The infotainment system’s large screen is easy to navigate, even with gloved fingers. It displays a wealth of information about the bike’s status, including real-time tire pressures, which I found extremely helpful as I limped into British Columbia with a leaky rear tire. It turned out to be a tiny bur on the rim, which Indian Motorcycles of Langley, B.C., quickly sorted out so that I was back on the road in a jiff. Such great service and super-friendly people at that Polaris dealership.
The Roadmaster’s navigation program is useful for general directions, but not nearly as smart as my smartphone, so I often ended up getting voice-only directions from my phone, which was connected to the bike so I could listen to the directions over the speaker system. For 2018, the bike receives an updated GPS program, which will hopefully abolish the misguides and lack of data regarding specific destinations.
People along the way were constantly asking about the huge infotainment screen. “Is that a computer?” they’d ask in awe.
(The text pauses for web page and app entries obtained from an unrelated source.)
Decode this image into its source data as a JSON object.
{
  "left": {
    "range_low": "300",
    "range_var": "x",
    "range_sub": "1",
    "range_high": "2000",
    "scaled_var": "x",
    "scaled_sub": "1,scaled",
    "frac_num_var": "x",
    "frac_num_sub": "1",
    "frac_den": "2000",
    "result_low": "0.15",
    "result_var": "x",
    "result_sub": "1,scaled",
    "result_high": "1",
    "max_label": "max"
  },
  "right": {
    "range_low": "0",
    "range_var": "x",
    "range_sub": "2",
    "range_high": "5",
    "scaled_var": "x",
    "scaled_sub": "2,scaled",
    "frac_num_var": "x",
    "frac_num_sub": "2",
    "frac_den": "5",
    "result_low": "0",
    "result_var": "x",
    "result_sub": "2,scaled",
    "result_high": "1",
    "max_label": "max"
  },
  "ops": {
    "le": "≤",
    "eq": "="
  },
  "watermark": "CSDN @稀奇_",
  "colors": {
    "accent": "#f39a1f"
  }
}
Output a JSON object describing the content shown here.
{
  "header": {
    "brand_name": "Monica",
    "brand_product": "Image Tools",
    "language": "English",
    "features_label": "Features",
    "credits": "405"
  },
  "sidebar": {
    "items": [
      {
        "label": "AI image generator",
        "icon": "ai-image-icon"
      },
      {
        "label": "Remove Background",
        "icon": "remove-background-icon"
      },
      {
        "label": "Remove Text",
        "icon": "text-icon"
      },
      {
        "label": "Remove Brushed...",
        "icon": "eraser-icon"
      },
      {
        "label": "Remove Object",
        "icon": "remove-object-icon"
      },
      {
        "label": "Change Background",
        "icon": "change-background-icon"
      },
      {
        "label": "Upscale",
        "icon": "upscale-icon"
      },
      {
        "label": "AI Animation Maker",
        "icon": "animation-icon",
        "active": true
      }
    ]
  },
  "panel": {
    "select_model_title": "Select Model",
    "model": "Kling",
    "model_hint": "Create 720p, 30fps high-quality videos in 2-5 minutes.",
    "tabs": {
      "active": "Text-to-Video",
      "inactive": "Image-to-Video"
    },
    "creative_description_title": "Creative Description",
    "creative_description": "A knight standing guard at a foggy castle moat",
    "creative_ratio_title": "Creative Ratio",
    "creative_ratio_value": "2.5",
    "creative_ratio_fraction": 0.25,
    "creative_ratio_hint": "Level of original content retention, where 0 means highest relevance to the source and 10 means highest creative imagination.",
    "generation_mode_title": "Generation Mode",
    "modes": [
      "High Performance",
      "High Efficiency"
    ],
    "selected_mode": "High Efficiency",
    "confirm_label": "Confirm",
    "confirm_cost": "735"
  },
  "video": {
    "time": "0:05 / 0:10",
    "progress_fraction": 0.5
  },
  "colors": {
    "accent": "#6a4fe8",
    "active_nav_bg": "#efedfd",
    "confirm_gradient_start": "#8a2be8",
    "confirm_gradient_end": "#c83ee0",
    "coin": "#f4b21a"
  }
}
It really is a large screen and seems a little out of place paired with the bike’s super-nostalgic mechanical gauges and general retro vibe, but all the modern niceties pay off when you’re travelling, especially the push-button height-adjustable windscreen. The keyless fob is another bonus, which lets you lock the roomy trunk and saddlebags remotely. I haven’t had much call for the heated seats and grips, but they appear to work perfectly well.
Of course, all this luxury, glamour and convenience adds up at the cash register. A Roadmaster in basic Thunder Black starts at $35,299, with two-tone colours adding an instant $1,400. Filling up will likewise be costly, as the bike asks for 91-octane fuel and delivers an average 7.8 L/100 km. But then, the target buyer is no cheapskate. Indian’s tag line for this model is “Dues Paid, Reward Earned,” positioning the bike as a pat-on-the-back for those perched comfortably atop their ladders.
Belle of the Ball
By the time I finish telling the tale to the smitten woman and her husband in line at the grocery store in Missoula, they are even more interested in the Roadmaster, and so follow me out to the parking lot to join the bike’s latest assembly of admirers. If I had a dime for every compliment I’ve received, I’d be rolling in Gatorade and Snickers for the rest of the tour. The only bike that might draw even more attention is Indian’s Classic version of the Roadmaster, with its yards of premium leather tidily stitched to swaddle the trunk and saddlebags ($32,499); or the Elite version, with its urban-swank finishes that include 23-karat gold leaf badging ($44,499).
Hastily, I snick open the trunk and pop my hard-won snacks and water inside. Nourishment will have to wait. Amid the oohs and aahs, I dawn my helmet and gloves in preparation for escape. Because the only thing more fun than basking in this Indian’s limelight is throttling it across the continent in search of the next stage.